(Provided records Opens)

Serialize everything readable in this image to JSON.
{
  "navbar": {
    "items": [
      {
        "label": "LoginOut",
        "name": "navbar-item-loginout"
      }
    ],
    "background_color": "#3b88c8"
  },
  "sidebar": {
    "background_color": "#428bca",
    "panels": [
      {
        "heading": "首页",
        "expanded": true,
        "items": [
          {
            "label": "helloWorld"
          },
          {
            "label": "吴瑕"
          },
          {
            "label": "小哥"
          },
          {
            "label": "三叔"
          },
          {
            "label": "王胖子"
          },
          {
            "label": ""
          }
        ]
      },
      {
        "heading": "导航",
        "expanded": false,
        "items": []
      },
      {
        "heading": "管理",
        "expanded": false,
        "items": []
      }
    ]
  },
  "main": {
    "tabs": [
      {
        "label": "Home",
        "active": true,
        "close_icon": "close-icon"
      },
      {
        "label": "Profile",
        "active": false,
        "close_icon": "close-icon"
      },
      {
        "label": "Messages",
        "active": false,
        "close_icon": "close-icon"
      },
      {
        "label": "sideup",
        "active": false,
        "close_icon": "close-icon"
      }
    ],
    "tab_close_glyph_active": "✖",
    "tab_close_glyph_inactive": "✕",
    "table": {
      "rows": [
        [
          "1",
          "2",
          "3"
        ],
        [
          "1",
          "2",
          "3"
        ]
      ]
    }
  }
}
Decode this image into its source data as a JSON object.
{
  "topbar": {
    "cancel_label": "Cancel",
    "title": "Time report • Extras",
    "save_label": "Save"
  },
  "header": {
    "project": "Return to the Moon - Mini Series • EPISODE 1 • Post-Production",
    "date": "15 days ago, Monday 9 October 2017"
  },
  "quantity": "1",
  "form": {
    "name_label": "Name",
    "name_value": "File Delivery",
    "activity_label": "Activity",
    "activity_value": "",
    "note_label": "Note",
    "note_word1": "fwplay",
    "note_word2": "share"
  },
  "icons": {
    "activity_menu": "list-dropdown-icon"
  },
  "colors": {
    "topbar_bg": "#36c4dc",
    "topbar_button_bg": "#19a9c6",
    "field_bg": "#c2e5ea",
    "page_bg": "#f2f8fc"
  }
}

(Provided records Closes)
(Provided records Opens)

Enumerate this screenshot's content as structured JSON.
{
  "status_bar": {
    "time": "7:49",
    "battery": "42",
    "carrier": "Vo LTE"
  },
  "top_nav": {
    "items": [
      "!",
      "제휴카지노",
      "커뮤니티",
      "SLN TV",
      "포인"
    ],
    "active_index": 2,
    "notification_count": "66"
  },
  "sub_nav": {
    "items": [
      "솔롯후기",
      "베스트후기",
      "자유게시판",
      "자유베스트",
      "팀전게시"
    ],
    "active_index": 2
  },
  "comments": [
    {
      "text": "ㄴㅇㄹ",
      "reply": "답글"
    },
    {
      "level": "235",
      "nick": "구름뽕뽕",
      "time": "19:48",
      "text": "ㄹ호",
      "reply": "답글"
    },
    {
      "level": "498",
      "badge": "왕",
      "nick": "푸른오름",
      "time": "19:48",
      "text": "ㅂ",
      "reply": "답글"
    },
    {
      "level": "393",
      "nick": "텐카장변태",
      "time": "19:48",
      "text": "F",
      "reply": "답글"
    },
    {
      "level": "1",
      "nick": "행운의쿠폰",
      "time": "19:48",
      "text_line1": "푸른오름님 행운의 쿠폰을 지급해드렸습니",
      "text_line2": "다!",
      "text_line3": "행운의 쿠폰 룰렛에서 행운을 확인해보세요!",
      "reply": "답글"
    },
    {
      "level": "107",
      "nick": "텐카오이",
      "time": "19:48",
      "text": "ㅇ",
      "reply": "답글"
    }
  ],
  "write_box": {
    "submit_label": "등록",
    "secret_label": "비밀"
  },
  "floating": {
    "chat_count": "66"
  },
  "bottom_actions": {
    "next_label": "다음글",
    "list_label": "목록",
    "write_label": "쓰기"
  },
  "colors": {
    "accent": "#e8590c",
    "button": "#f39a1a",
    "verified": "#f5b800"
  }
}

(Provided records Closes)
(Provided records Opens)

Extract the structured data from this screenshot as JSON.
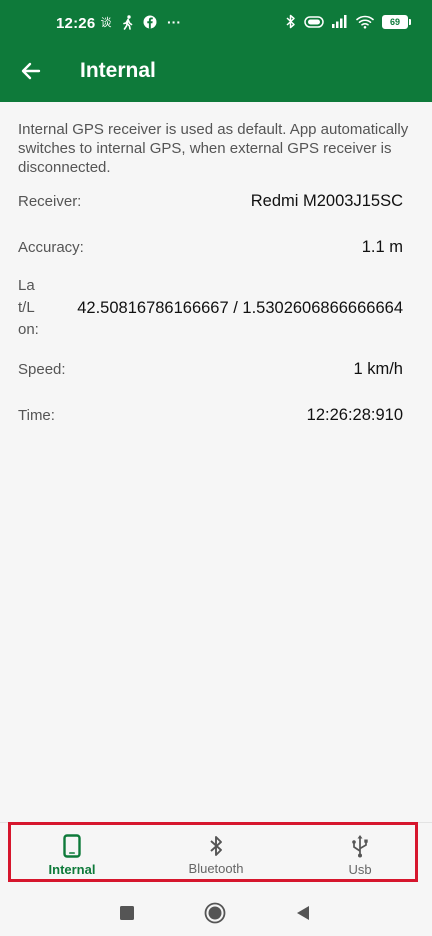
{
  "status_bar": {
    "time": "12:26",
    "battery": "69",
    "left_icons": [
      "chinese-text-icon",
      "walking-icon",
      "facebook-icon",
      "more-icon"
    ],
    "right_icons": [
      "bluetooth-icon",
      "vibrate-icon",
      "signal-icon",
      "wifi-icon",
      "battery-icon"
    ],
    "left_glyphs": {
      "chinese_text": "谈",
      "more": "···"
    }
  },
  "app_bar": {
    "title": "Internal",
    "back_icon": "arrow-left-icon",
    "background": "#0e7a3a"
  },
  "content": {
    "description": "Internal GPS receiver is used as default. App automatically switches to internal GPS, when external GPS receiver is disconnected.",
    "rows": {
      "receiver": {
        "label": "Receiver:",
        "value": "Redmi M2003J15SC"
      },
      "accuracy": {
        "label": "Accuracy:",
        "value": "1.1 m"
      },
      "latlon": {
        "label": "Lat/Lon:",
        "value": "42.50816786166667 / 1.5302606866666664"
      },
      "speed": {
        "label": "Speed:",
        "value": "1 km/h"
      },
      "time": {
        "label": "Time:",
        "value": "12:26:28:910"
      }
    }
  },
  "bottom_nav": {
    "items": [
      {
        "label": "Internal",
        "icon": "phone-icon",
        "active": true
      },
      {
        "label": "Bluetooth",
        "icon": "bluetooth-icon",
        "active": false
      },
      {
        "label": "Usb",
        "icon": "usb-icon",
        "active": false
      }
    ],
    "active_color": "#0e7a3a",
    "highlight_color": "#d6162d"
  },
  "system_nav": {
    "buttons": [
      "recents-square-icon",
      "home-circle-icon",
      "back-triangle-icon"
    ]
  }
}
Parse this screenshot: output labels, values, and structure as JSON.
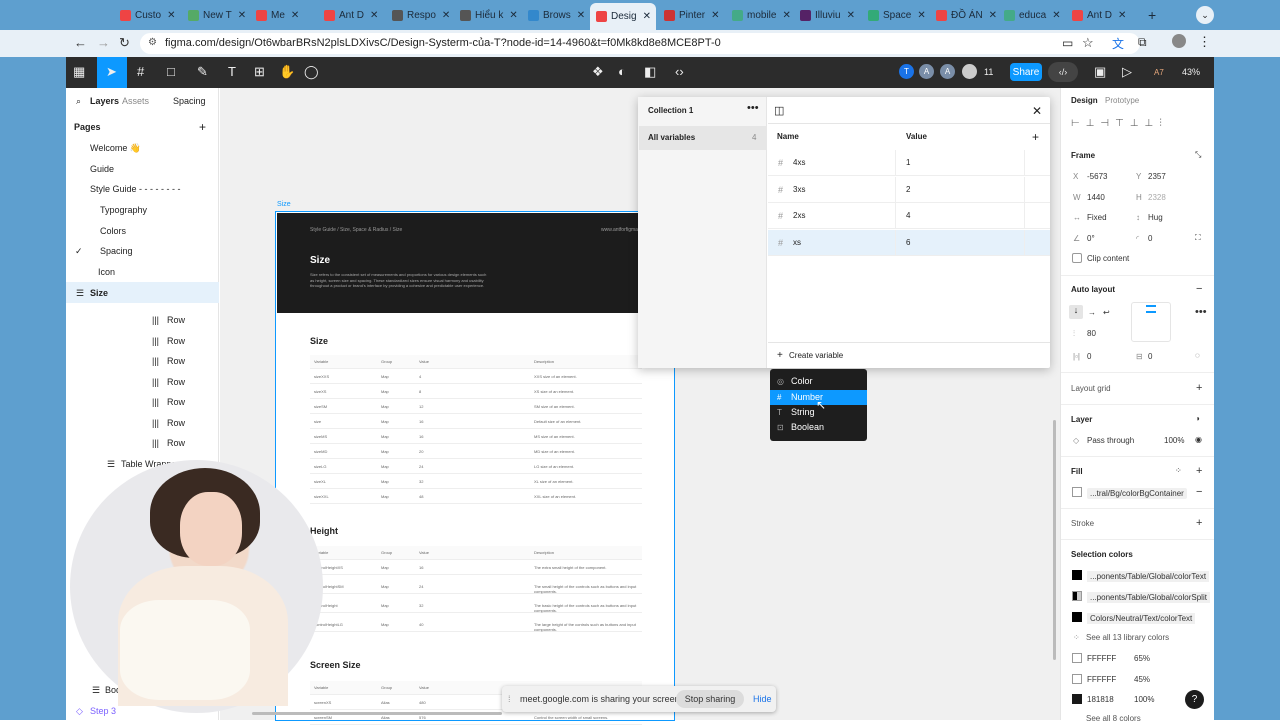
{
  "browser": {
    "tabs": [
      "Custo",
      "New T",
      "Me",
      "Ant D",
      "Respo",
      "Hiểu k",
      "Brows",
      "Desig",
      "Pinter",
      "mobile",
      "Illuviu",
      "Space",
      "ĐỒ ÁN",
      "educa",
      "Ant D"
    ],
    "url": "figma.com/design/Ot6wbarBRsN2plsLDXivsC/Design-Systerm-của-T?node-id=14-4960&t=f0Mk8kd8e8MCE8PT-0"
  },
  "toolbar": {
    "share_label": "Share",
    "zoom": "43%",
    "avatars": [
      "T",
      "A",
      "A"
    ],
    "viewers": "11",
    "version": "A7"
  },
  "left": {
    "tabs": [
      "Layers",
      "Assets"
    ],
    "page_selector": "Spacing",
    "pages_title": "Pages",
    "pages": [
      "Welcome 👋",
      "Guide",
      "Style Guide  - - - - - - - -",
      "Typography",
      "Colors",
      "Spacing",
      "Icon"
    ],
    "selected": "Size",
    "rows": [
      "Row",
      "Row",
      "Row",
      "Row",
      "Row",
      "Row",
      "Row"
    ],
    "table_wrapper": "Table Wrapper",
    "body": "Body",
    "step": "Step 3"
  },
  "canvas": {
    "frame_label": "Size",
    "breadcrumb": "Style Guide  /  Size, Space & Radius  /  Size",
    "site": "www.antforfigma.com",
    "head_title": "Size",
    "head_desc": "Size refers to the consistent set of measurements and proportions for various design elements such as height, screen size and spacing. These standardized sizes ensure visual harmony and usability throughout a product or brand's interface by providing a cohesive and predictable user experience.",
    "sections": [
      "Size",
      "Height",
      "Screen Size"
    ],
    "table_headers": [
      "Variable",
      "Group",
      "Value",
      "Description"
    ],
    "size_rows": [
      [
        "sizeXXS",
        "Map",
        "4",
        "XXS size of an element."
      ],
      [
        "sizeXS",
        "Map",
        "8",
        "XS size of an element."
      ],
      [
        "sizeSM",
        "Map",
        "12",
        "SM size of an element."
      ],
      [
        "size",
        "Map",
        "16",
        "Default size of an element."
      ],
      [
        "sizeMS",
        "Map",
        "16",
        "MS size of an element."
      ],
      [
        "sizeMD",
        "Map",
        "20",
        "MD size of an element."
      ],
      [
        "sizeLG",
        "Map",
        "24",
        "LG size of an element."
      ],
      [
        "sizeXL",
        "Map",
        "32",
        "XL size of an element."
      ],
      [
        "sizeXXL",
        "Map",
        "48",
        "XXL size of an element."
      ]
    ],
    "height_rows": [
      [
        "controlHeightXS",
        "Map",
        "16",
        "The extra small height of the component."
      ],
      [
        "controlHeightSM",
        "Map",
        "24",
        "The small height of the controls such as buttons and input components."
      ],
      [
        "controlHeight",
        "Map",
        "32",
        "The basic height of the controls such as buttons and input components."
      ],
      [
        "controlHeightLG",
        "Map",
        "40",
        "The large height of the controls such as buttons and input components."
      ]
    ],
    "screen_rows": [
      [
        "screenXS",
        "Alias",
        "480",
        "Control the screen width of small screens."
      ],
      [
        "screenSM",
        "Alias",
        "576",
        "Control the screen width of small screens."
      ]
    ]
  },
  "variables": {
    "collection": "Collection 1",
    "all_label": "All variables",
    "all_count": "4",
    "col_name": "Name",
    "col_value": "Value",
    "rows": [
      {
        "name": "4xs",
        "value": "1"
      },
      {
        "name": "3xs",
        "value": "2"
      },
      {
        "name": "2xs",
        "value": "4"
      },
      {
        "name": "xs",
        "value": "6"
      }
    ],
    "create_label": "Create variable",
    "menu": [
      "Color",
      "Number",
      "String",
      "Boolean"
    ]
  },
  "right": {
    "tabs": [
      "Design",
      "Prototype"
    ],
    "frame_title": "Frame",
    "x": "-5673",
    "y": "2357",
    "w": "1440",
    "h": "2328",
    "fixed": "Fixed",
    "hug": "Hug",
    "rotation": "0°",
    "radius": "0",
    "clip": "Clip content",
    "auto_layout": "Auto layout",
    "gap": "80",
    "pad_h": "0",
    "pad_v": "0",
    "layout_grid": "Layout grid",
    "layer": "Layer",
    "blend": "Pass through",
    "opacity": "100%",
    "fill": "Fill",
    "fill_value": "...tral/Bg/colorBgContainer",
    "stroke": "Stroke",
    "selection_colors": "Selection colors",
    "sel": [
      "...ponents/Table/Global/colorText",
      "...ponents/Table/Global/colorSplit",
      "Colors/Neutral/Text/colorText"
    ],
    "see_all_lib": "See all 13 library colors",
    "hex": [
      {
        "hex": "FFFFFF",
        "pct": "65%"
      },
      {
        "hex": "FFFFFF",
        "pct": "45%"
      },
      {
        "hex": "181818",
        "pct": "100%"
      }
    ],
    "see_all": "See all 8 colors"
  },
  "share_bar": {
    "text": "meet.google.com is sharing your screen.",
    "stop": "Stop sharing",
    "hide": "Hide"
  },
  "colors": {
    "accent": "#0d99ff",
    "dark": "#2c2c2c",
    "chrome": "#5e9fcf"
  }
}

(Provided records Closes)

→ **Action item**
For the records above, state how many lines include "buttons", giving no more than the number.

→ **Result**
4